Wilkins JM., Southam L., Price AJ., Mustafa Z., Carr A., Loughlin J.
Variability in cis-regulation of gene expression has been implicated in the phenotypic manifestation of complex traits including common, multifactorial diseases. The differential expression of alleles due to polymorphism in cis-regulatory elements is common in the human genome, but there is a paucity of information about the context specificity of these control elements. In this study, we examined the differential allelic expression (DAE) of BMP5 in human mesenchymal tissues obtained from 16 donors undergoing joint replacement for treatment of osteoarthritis. We observed significant differences in BMP5 allelic output, with allelic ratios greater than 4:1 (P < 10(-20)) in the tissues of some donors. We also discovered a significant variability in allelic expression within the different tissues of donors. For 12 of our donors, we examined the allelic expression of BMP5 in two different regions of cartilage: cartilage adjacent to the site of the osteoarthritic lesion and cartilage distal from the lesion. Five of these 12 donors demonstrated highly significant differences (P < or = 10(-8)) in allelic expression between the different regions of their cartilage. Using DAE as a phenotype, we attempted to map tissue-specific cis-regulatory polymorphisms, and we identified a single nucleotide polymorphism located downstream of BMP5, which was significantly associated with DAE in some but not all of the examined tissues.

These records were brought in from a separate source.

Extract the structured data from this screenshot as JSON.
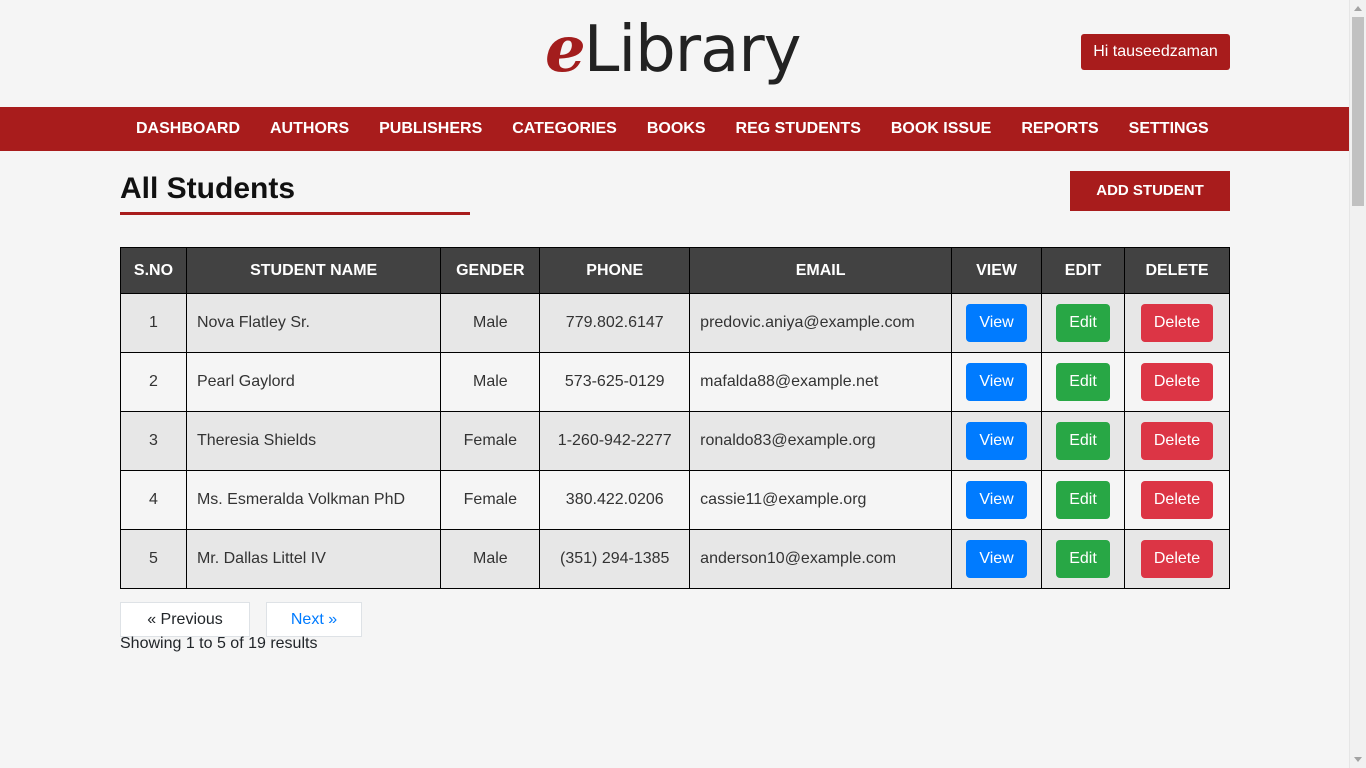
{
  "header": {
    "logo_e": "e",
    "logo_rest": "Library",
    "user_greeting": "Hi tauseedzaman"
  },
  "nav": {
    "items": [
      "DASHBOARD",
      "AUTHORS",
      "PUBLISHERS",
      "CATEGORIES",
      "BOOKS",
      "REG STUDENTS",
      "BOOK ISSUE",
      "REPORTS",
      "SETTINGS"
    ]
  },
  "main": {
    "title": "All Students",
    "add_label": "ADD STUDENT"
  },
  "table": {
    "headers": [
      "S.NO",
      "STUDENT NAME",
      "GENDER",
      "PHONE",
      "EMAIL",
      "VIEW",
      "EDIT",
      "DELETE"
    ],
    "rows": [
      {
        "sno": "1",
        "name": "Nova Flatley Sr.",
        "gender": "Male",
        "phone": "779.802.6147",
        "email": "predovic.aniya@example.com"
      },
      {
        "sno": "2",
        "name": "Pearl Gaylord",
        "gender": "Male",
        "phone": "573-625-0129",
        "email": "mafalda88@example.net"
      },
      {
        "sno": "3",
        "name": "Theresia Shields",
        "gender": "Female",
        "phone": "1-260-942-2277",
        "email": "ronaldo83@example.org"
      },
      {
        "sno": "4",
        "name": "Ms. Esmeralda Volkman PhD",
        "gender": "Female",
        "phone": "380.422.0206",
        "email": "cassie11@example.org"
      },
      {
        "sno": "5",
        "name": "Mr. Dallas Littel IV",
        "gender": "Male",
        "phone": "(351) 294-1385",
        "email": "anderson10@example.com"
      }
    ],
    "view_label": "View",
    "edit_label": "Edit",
    "delete_label": "Delete"
  },
  "pagination": {
    "prev_label": "« Previous",
    "next_label": "Next »",
    "results_text": "Showing 1 to 5 of 19 results"
  },
  "colors": {
    "brand": "#a81c1c",
    "view": "#007bff",
    "edit": "#28a745",
    "delete": "#dc3545",
    "table_header": "#424242"
  }
}
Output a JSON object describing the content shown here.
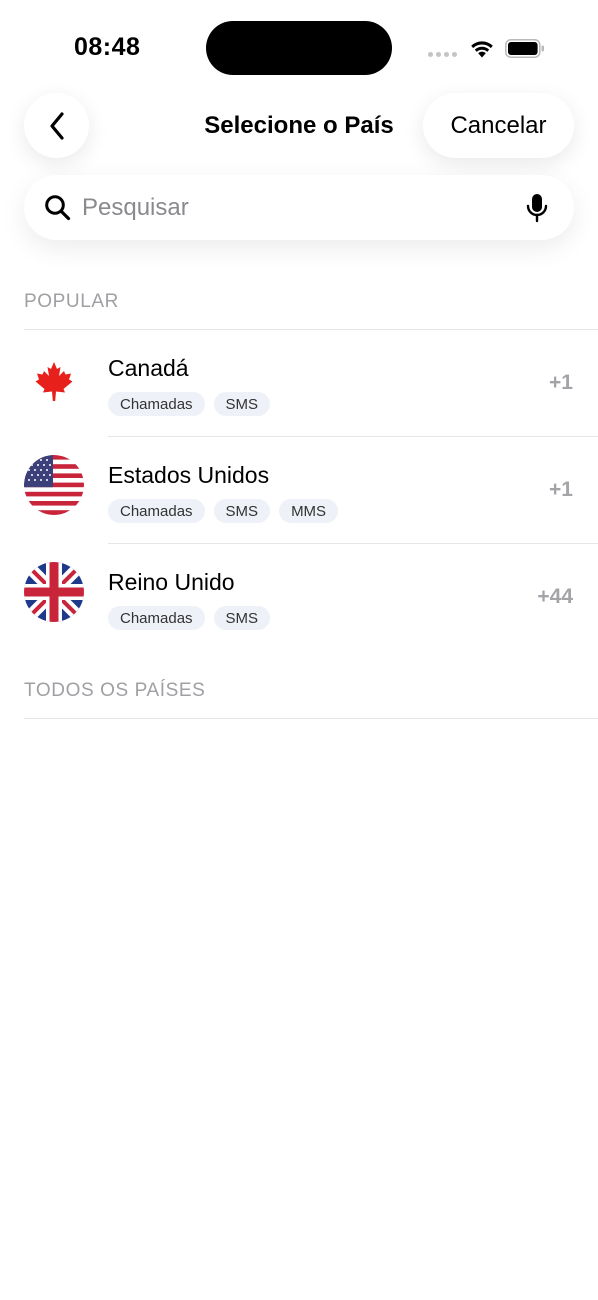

These findings suggest that allelic expression can be highly context specific and that when interrogating the cis-regulatory control of a particular gene, one cannot necessarily assume that allelic expression is conserved across different tissues or even across different regions of the same tissue.